▶ [ABOUT THIS TASK]:
Copy out every record below exactly as written, but leave out any pictures.

▶ [AVAILABLE RECORDS]:
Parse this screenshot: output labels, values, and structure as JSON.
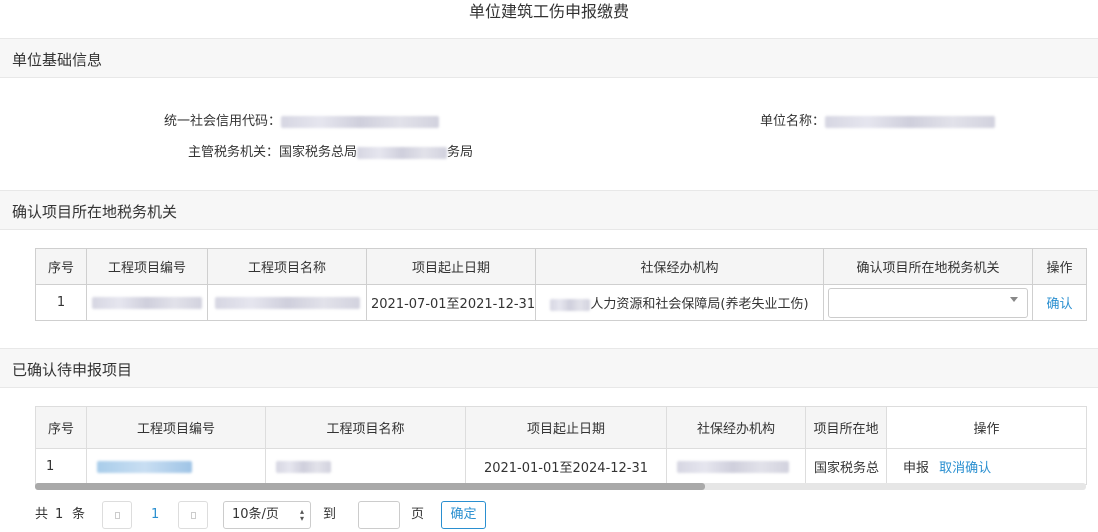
{
  "page_title": "单位建筑工伤申报缴费",
  "section_basic": {
    "title": "单位基础信息",
    "credit_code_label": "统一社会信用代码：",
    "unit_name_label": "单位名称：",
    "tax_authority_label": "主管税务机关：",
    "tax_authority_prefix": "国家税务总局",
    "tax_authority_suffix": "务局"
  },
  "section_confirm": {
    "title": "确认项目所在地税务机关",
    "columns": [
      "序号",
      "工程项目编号",
      "工程项目名称",
      "项目起止日期",
      "社保经办机构",
      "确认项目所在地税务机关",
      "操作"
    ],
    "row": {
      "index": "1",
      "date_range": "2021-07-01至2021-12-31",
      "agency_suffix": "人力资源和社会保障局(养老失业工伤)",
      "select_value": "",
      "action": "确认"
    }
  },
  "section_pending": {
    "title": "已确认待申报项目",
    "columns": [
      "序号",
      "工程项目编号",
      "工程项目名称",
      "项目起止日期",
      "社保经办机构",
      "项目所在地",
      "操作"
    ],
    "row": {
      "index": "1",
      "date_range": "2021-01-01至2024-12-31",
      "location": "国家税务总",
      "action_declare": "申报",
      "action_cancel": "取消确认"
    }
  },
  "pagination": {
    "total_prefix": "共",
    "total_count": "1",
    "total_suffix": "条",
    "current_page": "1",
    "page_size": "10条/页",
    "goto_label": "到第",
    "page_suffix": "页",
    "confirm_label": "确定"
  },
  "colors": {
    "link": "#2a8fd0",
    "header_bg": "#f7f7f7"
  }
}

▶ [RESPONSE BELOW]:
Parse this screenshot: output labels, values, and structure as JSON.
{
  "page_title": "单位建筑工伤申报缴费",
  "section_basic": {
    "title": "单位基础信息",
    "credit_code_label": "统一社会信用代码：",
    "unit_name_label": "单位名称：",
    "tax_authority_label": "主管税务机关：",
    "tax_authority_prefix": "国家税务总局",
    "tax_authority_suffix": "务局"
  },
  "section_confirm": {
    "title": "确认项目所在地税务机关",
    "columns": [
      "序号",
      "工程项目编号",
      "工程项目名称",
      "项目起止日期",
      "社保经办机构",
      "确认项目所在地税务机关",
      "操作"
    ],
    "row": {
      "index": "1",
      "date_range": "2021-07-01至2021-12-31",
      "agency_suffix": "人力资源和社会保障局(养老失业工伤)",
      "select_value": "",
      "action": "确认"
    }
  },
  "section_pending": {
    "title": "已确认待申报项目",
    "columns": [
      "序号",
      "工程项目编号",
      "工程项目名称",
      "项目起止日期",
      "社保经办机构",
      "项目所在地",
      "操作"
    ],
    "row": {
      "index": "1",
      "date_range": "2021-01-01至2024-12-31",
      "location": "国家税务总",
      "action_declare": "申报",
      "action_cancel": "取消确认"
    }
  },
  "pagination": {
    "total_prefix": "共",
    "total_count": "1",
    "total_suffix": "条",
    "current_page": "1",
    "page_size": "10条/页",
    "goto_label": "到第",
    "page_suffix": "页",
    "confirm_label": "确定"
  },
  "colors": {
    "link": "#2a8fd0",
    "header_bg": "#f7f7f7"
  }
}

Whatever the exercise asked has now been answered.